How to complete this task: The data must be reproduced verbatim; images are to be omitted.

[Opening Information section]

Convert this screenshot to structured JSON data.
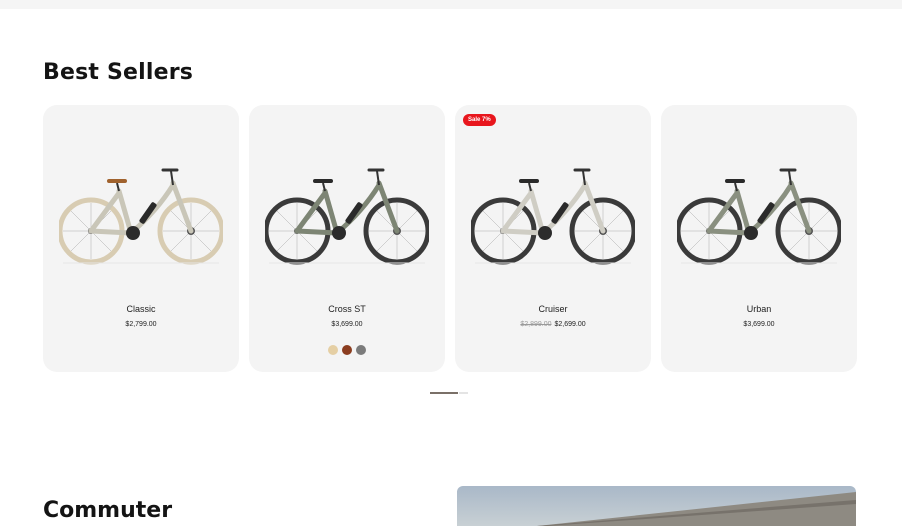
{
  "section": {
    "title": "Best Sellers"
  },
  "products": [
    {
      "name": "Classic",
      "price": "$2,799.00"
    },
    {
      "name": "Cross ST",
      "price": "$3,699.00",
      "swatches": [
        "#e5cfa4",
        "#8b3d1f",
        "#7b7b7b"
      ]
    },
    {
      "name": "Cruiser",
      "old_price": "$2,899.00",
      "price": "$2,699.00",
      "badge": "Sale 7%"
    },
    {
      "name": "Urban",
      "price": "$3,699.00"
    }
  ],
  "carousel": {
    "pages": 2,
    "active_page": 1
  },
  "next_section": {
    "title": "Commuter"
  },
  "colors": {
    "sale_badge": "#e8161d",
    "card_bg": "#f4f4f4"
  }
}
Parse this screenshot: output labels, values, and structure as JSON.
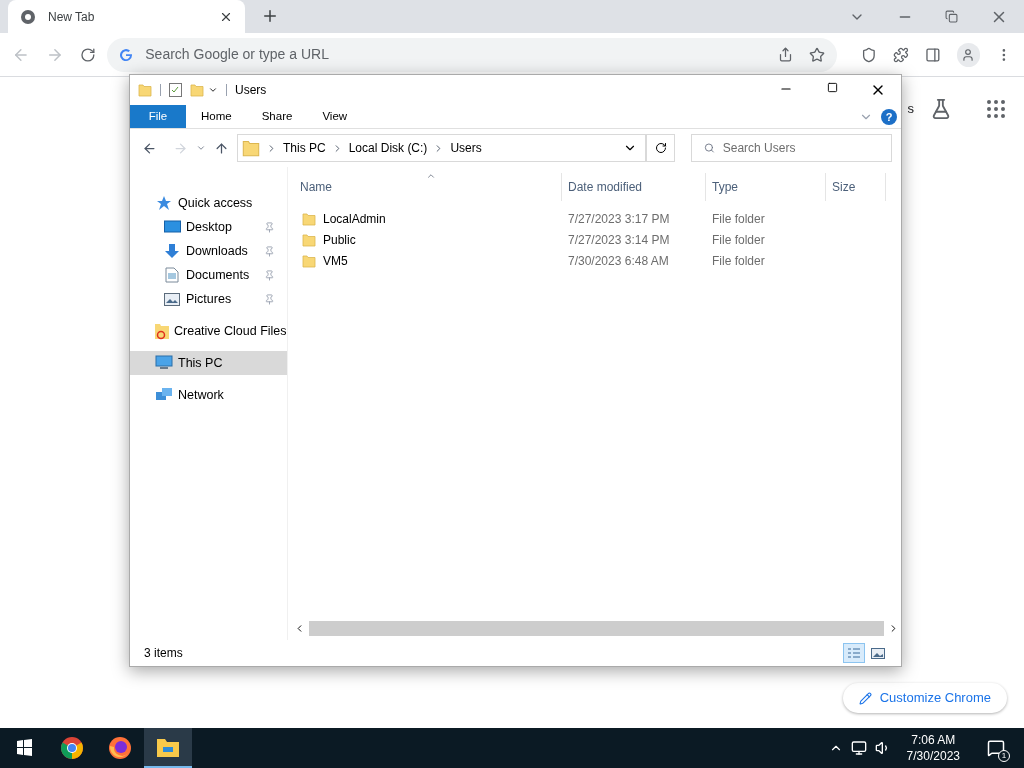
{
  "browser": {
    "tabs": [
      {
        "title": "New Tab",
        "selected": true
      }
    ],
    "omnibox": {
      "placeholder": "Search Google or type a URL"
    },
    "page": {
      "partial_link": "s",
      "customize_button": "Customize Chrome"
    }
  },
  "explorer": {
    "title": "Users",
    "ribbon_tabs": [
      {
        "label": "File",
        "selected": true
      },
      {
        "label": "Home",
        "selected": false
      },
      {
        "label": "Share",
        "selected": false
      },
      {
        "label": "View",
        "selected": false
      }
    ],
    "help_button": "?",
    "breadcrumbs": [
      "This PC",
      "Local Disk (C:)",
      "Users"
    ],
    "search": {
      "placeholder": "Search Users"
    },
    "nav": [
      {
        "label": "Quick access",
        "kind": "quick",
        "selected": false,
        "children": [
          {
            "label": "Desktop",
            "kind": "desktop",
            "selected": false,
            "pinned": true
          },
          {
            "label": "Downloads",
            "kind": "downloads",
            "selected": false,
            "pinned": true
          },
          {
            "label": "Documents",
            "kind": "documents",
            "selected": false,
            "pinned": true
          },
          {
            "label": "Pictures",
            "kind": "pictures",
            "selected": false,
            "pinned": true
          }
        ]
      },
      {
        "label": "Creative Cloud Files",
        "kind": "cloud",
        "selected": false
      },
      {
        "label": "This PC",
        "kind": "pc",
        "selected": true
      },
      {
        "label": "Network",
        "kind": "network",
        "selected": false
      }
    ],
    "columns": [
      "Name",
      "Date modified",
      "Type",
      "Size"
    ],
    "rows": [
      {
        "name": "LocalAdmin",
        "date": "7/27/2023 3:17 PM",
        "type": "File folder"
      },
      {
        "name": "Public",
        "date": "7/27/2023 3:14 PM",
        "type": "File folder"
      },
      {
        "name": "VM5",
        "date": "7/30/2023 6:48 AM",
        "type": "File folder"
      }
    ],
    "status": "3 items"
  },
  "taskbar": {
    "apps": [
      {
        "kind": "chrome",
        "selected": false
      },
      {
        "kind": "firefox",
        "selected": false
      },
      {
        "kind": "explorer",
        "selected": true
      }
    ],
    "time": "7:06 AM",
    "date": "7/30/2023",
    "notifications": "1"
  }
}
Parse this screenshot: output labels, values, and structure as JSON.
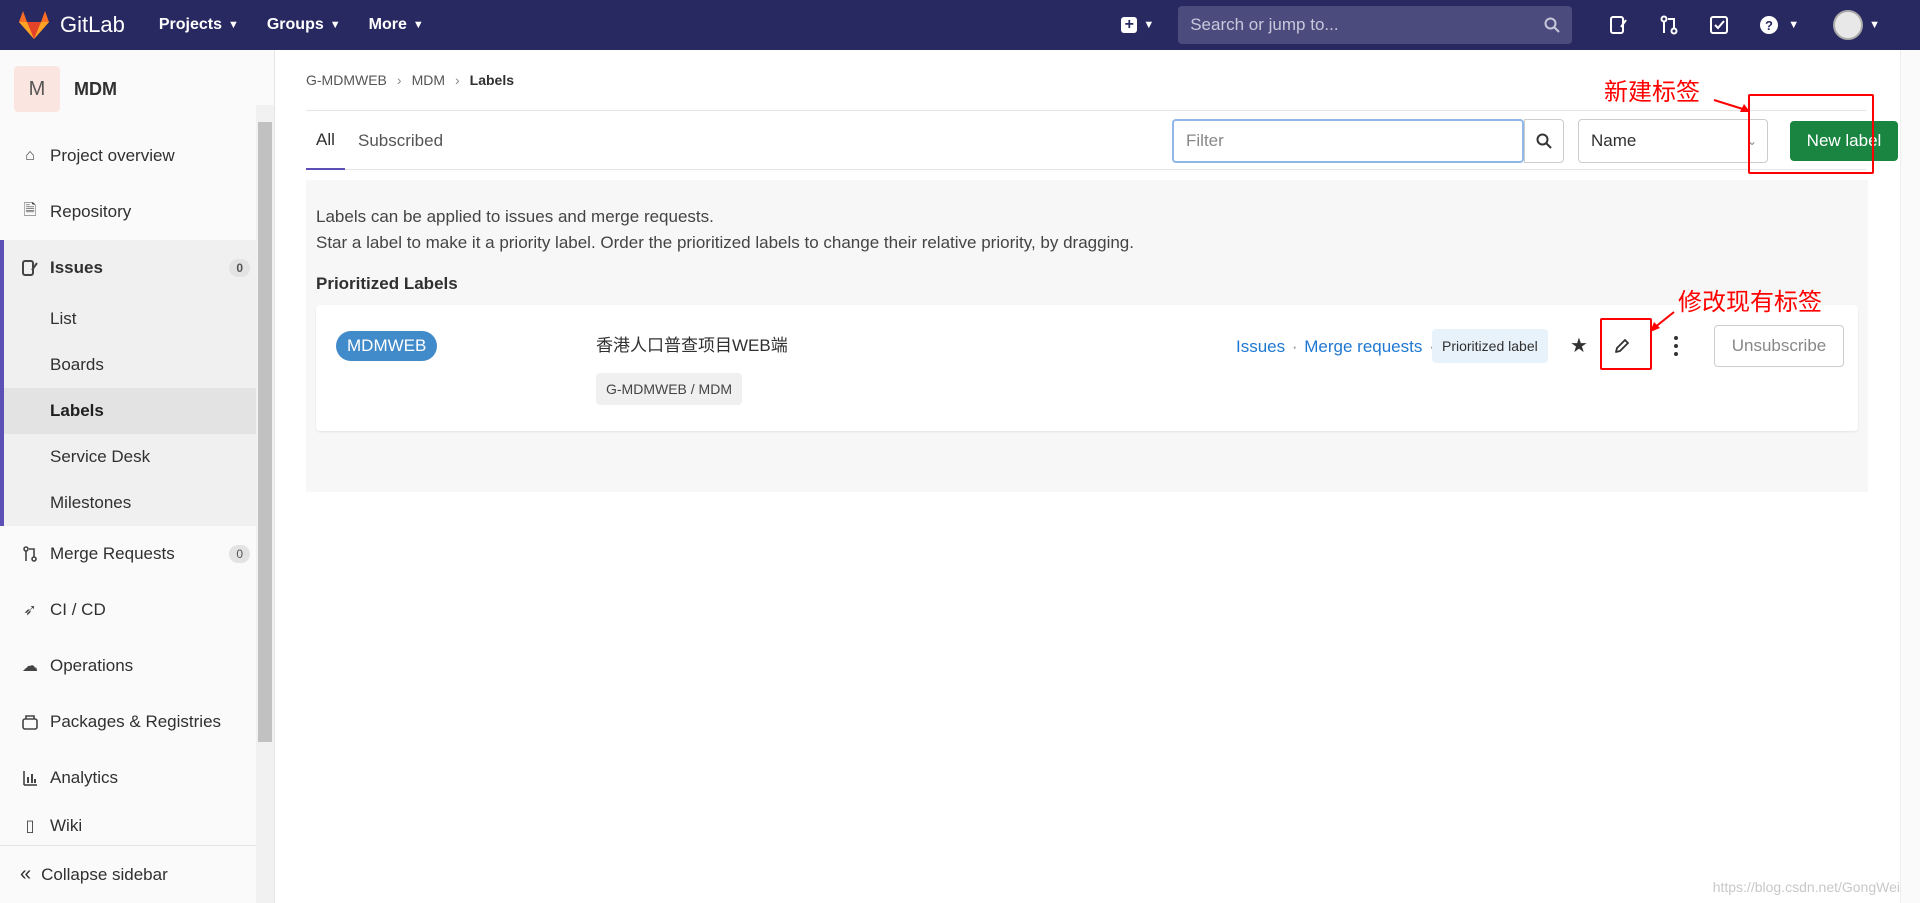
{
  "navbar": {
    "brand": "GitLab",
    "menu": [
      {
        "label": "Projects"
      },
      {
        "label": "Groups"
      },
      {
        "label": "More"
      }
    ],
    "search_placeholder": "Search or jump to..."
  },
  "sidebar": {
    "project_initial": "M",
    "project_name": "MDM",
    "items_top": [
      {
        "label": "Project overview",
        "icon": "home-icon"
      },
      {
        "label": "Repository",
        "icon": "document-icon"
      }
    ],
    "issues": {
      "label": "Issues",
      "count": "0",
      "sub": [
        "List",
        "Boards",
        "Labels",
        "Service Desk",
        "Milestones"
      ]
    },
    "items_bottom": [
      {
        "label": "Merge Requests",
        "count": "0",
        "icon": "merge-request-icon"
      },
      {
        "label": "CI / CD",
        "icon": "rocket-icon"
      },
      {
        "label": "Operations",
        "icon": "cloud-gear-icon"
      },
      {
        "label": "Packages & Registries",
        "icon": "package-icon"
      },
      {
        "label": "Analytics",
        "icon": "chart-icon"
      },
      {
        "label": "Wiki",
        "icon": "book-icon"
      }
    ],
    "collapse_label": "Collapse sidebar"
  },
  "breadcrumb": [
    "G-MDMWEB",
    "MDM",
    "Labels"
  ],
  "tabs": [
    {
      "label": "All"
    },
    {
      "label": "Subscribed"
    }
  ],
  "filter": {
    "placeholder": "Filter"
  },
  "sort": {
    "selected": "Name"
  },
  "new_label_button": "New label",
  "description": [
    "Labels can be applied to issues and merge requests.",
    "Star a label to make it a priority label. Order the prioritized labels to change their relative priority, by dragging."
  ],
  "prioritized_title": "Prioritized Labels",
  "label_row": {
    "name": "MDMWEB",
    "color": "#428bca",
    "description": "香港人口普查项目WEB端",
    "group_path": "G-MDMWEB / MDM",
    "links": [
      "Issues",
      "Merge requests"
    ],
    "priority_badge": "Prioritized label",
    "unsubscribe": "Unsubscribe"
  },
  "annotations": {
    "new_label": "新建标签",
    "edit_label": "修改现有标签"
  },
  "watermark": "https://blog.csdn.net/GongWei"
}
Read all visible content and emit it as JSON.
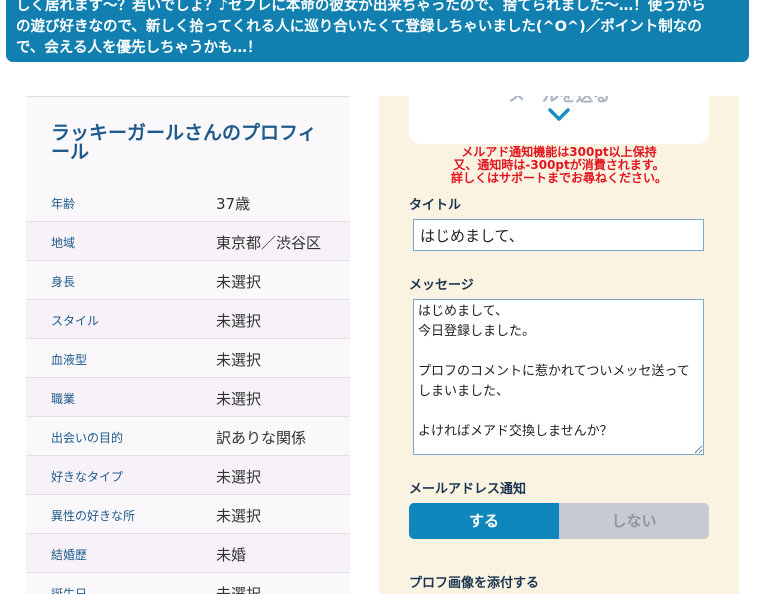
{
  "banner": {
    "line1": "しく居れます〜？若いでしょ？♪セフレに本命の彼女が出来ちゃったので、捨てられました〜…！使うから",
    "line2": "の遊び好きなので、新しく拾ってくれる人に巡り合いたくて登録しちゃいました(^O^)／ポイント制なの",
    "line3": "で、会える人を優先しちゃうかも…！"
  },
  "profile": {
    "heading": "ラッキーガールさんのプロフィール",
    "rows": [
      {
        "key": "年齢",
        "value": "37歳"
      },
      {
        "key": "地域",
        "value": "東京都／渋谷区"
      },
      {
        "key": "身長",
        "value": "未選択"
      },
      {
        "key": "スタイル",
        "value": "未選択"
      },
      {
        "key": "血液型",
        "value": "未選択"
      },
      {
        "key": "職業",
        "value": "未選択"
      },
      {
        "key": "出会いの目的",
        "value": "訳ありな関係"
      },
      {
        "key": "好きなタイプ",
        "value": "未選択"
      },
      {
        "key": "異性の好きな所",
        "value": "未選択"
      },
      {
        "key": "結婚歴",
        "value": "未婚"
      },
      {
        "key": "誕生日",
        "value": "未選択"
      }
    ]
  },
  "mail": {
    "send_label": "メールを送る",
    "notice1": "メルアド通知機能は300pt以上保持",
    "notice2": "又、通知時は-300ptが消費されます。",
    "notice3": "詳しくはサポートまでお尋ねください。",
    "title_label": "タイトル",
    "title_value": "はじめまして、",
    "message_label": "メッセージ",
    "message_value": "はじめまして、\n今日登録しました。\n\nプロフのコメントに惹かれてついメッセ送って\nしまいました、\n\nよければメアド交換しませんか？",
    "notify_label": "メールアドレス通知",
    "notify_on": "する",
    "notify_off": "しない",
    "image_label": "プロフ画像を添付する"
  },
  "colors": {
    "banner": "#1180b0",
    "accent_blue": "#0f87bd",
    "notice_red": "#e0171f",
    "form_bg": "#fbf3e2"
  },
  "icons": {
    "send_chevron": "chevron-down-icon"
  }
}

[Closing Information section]

Exercise output:
Convert this screenshot to structured JSON data.
{
  "section": {
    "title": "Best Sellers"
  },
  "products": [
    {
      "name": "Classic",
      "price": "$2,799.00"
    },
    {
      "name": "Cross ST",
      "price": "$3,699.00",
      "swatches": [
        "#e5cfa4",
        "#8b3d1f",
        "#7b7b7b"
      ]
    },
    {
      "name": "Cruiser",
      "old_price": "$2,899.00",
      "price": "$2,699.00",
      "badge": "Sale 7%"
    },
    {
      "name": "Urban",
      "price": "$3,699.00"
    }
  ],
  "carousel": {
    "pages": 2,
    "active_page": 1
  },
  "next_section": {
    "title": "Commuter"
  },
  "colors": {
    "sale_badge": "#e8161d",
    "card_bg": "#f4f4f4"
  }
}
Parse this screenshot: output labels, values, and structure as JSON.
{
  "browser": {
    "tabs": [
      {
        "title": "New Tab",
        "selected": true
      }
    ],
    "omnibox": {
      "placeholder": "Search Google or type a URL"
    },
    "page": {
      "partial_link": "s",
      "customize_button": "Customize Chrome"
    }
  },
  "explorer": {
    "title": "Users",
    "ribbon_tabs": [
      {
        "label": "File",
        "selected": true
      },
      {
        "label": "Home",
        "selected": false
      },
      {
        "label": "Share",
        "selected": false
      },
      {
        "label": "View",
        "selected": false
      }
    ],
    "help_button": "?",
    "breadcrumbs": [
      "This PC",
      "Local Disk (C:)",
      "Users"
    ],
    "search": {
      "placeholder": "Search Users"
    },
    "nav": [
      {
        "label": "Quick access",
        "kind": "quick",
        "selected": false,
        "children": [
          {
            "label": "Desktop",
            "kind": "desktop",
            "selected": false,
            "pinned": true
          },
          {
            "label": "Downloads",
            "kind": "downloads",
            "selected": false,
            "pinned": true
          },
          {
            "label": "Documents",
            "kind": "documents",
            "selected": false,
            "pinned": true
          },
          {
            "label": "Pictures",
            "kind": "pictures",
            "selected": false,
            "pinned": true
          }
        ]
      },
      {
        "label": "Creative Cloud Files",
        "kind": "cloud",
        "selected": false
      },
      {
        "label": "This PC",
        "kind": "pc",
        "selected": true
      },
      {
        "label": "Network",
        "kind": "network",
        "selected": false
      }
    ],
    "columns": [
      "Name",
      "Date modified",
      "Type",
      "Size"
    ],
    "rows": [
      {
        "name": "LocalAdmin",
        "date": "7/27/2023 3:17 PM",
        "type": "File folder"
      },
      {
        "name": "Public",
        "date": "7/27/2023 3:14 PM",
        "type": "File folder"
      },
      {
        "name": "VM5",
        "date": "7/30/2023 6:48 AM",
        "type": "File folder"
      }
    ],
    "status": "3 items"
  },
  "taskbar": {
    "apps": [
      {
        "kind": "chrome",
        "selected": false
      },
      {
        "kind": "firefox",
        "selected": false
      },
      {
        "kind": "explorer",
        "selected": true
      }
    ],
    "time": "7:06 AM",
    "date": "7/30/2023",
    "notifications": "1"
  }
}
Parse this screenshot: output labels, values, and structure as JSON.
{
  "navbar": {
    "brand": "GitLab",
    "menu": [
      {
        "label": "Projects"
      },
      {
        "label": "Groups"
      },
      {
        "label": "More"
      }
    ],
    "search_placeholder": "Search or jump to..."
  },
  "sidebar": {
    "project_initial": "M",
    "project_name": "MDM",
    "items_top": [
      {
        "label": "Project overview",
        "icon": "home-icon"
      },
      {
        "label": "Repository",
        "icon": "document-icon"
      }
    ],
    "issues": {
      "label": "Issues",
      "count": "0",
      "sub": [
        "List",
        "Boards",
        "Labels",
        "Service Desk",
        "Milestones"
      ]
    },
    "items_bottom": [
      {
        "label": "Merge Requests",
        "count": "0",
        "icon": "merge-request-icon"
      },
      {
        "label": "CI / CD",
        "icon": "rocket-icon"
      },
      {
        "label": "Operations",
        "icon": "cloud-gear-icon"
      },
      {
        "label": "Packages & Registries",
        "icon": "package-icon"
      },
      {
        "label": "Analytics",
        "icon": "chart-icon"
      },
      {
        "label": "Wiki",
        "icon": "book-icon"
      }
    ],
    "collapse_label": "Collapse sidebar"
  },
  "breadcrumb": [
    "G-MDMWEB",
    "MDM",
    "Labels"
  ],
  "tabs": [
    {
      "label": "All"
    },
    {
      "label": "Subscribed"
    }
  ],
  "filter": {
    "placeholder": "Filter"
  },
  "sort": {
    "selected": "Name"
  },
  "new_label_button": "New label",
  "description": [
    "Labels can be applied to issues and merge requests.",
    "Star a label to make it a priority label. Order the prioritized labels to change their relative priority, by dragging."
  ],
  "prioritized_title": "Prioritized Labels",
  "label_row": {
    "name": "MDMWEB",
    "color": "#428bca",
    "description": "香港人口普查项目WEB端",
    "group_path": "G-MDMWEB / MDM",
    "links": [
      "Issues",
      "Merge requests"
    ],
    "priority_badge": "Prioritized label",
    "unsubscribe": "Unsubscribe"
  },
  "annotations": {
    "new_label": "新建标签",
    "edit_label": "修改现有标签"
  },
  "watermark": "https://blog.csdn.net/GongWei"
}
Read all visible content and emit it as JSON.
{
  "banner": {
    "line1": "しく居れます〜？若いでしょ？♪セフレに本命の彼女が出来ちゃったので、捨てられました〜…！使うから",
    "line2": "の遊び好きなので、新しく拾ってくれる人に巡り合いたくて登録しちゃいました(^O^)／ポイント制なの",
    "line3": "で、会える人を優先しちゃうかも…！"
  },
  "profile": {
    "heading": "ラッキーガールさんのプロフィール",
    "rows": [
      {
        "key": "年齢",
        "value": "37歳"
      },
      {
        "key": "地域",
        "value": "東京都／渋谷区"
      },
      {
        "key": "身長",
        "value": "未選択"
      },
      {
        "key": "スタイル",
        "value": "未選択"
      },
      {
        "key": "血液型",
        "value": "未選択"
      },
      {
        "key": "職業",
        "value": "未選択"
      },
      {
        "key": "出会いの目的",
        "value": "訳ありな関係"
      },
      {
        "key": "好きなタイプ",
        "value": "未選択"
      },
      {
        "key": "異性の好きな所",
        "value": "未選択"
      },
      {
        "key": "結婚歴",
        "value": "未婚"
      },
      {
        "key": "誕生日",
        "value": "未選択"
      }
    ]
  },
  "mail": {
    "send_label": "メールを送る",
    "notice1": "メルアド通知機能は300pt以上保持",
    "notice2": "又、通知時は-300ptが消費されます。",
    "notice3": "詳しくはサポートまでお尋ねください。",
    "title_label": "タイトル",
    "title_value": "はじめまして、",
    "message_label": "メッセージ",
    "message_value": "はじめまして、\n今日登録しました。\n\nプロフのコメントに惹かれてついメッセ送って\nしまいました、\n\nよければメアド交換しませんか？",
    "notify_label": "メールアドレス通知",
    "notify_on": "する",
    "notify_off": "しない",
    "image_label": "プロフ画像を添付する"
  },
  "colors": {
    "banner": "#1180b0",
    "accent_blue": "#0f87bd",
    "notice_red": "#e0171f",
    "form_bg": "#fbf3e2"
  },
  "icons": {
    "send_chevron": "chevron-down-icon"
  }
}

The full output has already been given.